'''

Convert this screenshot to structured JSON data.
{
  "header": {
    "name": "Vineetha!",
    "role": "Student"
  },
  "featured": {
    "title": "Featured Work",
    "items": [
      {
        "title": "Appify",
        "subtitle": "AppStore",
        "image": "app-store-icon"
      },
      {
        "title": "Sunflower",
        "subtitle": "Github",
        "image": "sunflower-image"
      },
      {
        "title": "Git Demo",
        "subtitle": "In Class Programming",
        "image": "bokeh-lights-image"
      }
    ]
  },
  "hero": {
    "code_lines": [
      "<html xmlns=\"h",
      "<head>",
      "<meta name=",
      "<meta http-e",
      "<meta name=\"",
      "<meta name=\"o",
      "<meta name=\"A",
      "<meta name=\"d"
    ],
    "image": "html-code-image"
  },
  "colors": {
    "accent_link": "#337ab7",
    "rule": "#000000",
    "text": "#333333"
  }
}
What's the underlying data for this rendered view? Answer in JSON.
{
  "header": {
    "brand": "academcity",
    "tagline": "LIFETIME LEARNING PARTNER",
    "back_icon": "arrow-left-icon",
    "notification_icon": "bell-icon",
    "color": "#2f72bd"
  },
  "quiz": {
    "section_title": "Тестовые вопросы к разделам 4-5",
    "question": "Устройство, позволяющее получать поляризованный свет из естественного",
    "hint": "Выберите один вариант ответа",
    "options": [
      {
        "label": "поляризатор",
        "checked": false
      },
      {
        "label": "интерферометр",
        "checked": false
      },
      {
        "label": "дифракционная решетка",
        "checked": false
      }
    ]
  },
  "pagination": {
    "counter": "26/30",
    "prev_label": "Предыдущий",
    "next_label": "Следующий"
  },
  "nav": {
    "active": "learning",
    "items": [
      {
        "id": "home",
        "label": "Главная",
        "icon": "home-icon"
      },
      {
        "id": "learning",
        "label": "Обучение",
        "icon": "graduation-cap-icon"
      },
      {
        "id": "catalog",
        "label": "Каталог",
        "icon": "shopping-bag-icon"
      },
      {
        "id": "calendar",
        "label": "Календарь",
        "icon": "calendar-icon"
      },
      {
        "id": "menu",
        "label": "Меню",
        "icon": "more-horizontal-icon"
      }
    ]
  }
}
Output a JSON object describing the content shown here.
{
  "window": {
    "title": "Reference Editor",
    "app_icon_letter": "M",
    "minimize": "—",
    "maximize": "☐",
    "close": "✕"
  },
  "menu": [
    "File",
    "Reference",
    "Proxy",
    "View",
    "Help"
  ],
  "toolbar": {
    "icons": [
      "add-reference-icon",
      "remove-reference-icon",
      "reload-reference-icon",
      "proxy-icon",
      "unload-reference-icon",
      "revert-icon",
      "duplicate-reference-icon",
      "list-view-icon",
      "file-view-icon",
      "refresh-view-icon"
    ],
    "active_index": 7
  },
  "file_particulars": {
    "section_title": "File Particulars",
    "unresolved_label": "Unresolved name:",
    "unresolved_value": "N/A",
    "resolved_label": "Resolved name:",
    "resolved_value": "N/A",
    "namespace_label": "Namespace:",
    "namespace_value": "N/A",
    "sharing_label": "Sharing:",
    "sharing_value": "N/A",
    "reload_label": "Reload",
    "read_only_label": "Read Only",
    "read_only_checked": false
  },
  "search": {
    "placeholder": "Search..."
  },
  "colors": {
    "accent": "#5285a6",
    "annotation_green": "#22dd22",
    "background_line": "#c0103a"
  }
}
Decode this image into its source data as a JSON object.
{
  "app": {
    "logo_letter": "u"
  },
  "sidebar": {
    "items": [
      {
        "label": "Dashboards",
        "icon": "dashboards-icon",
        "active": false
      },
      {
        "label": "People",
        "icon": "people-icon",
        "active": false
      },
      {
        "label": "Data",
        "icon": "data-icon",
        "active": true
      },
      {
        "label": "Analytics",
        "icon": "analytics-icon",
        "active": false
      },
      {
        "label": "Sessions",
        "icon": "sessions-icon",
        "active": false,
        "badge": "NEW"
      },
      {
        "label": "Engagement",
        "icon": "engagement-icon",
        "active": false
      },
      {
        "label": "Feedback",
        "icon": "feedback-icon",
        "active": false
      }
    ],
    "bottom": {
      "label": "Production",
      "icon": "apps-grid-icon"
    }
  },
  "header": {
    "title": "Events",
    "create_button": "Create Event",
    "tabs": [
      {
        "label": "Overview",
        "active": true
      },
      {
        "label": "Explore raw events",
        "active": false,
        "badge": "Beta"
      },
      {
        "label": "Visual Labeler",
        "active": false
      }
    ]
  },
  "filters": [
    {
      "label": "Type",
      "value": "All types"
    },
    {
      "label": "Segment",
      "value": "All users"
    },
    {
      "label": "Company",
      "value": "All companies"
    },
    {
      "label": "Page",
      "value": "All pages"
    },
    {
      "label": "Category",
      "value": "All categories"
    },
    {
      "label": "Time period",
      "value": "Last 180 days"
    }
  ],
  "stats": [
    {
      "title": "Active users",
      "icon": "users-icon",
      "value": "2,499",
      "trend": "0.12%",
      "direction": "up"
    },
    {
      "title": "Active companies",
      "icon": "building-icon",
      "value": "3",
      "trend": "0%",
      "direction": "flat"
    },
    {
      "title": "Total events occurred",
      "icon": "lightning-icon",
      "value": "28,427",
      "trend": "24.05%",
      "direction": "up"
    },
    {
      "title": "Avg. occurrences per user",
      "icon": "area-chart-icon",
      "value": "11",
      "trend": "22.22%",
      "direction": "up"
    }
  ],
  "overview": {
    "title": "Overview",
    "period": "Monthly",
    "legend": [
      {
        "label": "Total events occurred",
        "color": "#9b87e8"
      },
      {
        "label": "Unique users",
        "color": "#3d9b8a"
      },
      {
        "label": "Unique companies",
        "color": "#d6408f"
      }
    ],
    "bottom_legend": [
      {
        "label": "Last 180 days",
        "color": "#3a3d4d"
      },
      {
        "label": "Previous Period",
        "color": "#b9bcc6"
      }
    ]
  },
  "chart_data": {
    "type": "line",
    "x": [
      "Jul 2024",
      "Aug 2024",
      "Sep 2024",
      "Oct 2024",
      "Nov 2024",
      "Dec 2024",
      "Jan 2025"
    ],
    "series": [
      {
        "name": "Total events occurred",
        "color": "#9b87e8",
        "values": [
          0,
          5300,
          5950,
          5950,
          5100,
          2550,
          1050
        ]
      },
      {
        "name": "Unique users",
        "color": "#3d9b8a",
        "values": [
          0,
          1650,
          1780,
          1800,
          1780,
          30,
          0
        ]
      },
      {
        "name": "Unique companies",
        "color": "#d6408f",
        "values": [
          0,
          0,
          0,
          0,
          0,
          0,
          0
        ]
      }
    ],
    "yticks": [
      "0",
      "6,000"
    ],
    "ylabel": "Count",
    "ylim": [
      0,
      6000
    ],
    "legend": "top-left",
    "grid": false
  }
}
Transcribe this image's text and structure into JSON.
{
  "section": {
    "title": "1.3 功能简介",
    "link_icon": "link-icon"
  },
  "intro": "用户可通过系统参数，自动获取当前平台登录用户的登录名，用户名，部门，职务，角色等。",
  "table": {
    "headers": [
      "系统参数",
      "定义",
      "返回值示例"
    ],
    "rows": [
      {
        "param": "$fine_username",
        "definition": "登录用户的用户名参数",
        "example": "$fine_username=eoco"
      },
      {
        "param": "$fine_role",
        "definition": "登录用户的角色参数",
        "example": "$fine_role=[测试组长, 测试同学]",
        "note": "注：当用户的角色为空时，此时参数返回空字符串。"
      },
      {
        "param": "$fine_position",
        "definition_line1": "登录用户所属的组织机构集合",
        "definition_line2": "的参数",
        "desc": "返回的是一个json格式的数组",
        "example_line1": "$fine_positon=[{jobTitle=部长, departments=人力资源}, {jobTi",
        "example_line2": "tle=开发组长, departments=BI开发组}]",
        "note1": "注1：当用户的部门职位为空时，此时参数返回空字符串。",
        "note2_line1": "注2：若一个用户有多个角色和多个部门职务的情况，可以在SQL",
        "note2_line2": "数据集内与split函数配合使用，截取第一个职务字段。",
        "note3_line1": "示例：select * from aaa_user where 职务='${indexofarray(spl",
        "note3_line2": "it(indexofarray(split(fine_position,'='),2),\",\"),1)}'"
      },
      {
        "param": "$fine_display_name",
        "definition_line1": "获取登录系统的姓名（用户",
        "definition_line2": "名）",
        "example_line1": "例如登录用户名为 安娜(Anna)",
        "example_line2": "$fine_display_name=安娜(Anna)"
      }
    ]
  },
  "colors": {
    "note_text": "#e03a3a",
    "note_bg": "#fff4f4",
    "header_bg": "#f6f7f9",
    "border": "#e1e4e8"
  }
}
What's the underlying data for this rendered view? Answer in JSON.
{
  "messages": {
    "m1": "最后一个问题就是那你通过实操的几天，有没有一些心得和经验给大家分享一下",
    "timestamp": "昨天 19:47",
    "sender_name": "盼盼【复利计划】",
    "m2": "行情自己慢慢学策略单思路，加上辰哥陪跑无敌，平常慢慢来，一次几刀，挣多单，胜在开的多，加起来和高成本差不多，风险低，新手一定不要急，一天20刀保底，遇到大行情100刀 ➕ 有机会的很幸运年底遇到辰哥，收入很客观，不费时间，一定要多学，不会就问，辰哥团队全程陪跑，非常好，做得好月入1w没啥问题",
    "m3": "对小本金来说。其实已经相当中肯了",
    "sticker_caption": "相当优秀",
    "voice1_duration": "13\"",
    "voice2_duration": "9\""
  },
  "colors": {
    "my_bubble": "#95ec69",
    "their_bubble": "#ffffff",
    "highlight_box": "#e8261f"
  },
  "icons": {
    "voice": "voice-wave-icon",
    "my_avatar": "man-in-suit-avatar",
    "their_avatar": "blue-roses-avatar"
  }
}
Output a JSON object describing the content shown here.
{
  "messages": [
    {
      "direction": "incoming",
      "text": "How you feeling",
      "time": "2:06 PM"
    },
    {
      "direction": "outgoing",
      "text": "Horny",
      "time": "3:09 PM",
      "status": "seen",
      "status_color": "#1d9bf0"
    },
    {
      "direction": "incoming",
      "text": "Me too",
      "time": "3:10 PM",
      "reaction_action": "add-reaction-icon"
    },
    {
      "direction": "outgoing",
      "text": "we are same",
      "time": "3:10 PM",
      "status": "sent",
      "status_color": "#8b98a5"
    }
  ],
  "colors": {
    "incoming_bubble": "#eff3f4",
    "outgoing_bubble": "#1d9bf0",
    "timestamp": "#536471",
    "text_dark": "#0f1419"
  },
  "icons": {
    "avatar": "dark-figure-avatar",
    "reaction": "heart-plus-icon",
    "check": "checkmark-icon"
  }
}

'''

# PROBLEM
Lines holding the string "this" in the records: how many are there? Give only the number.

# ANSWER SPACE
5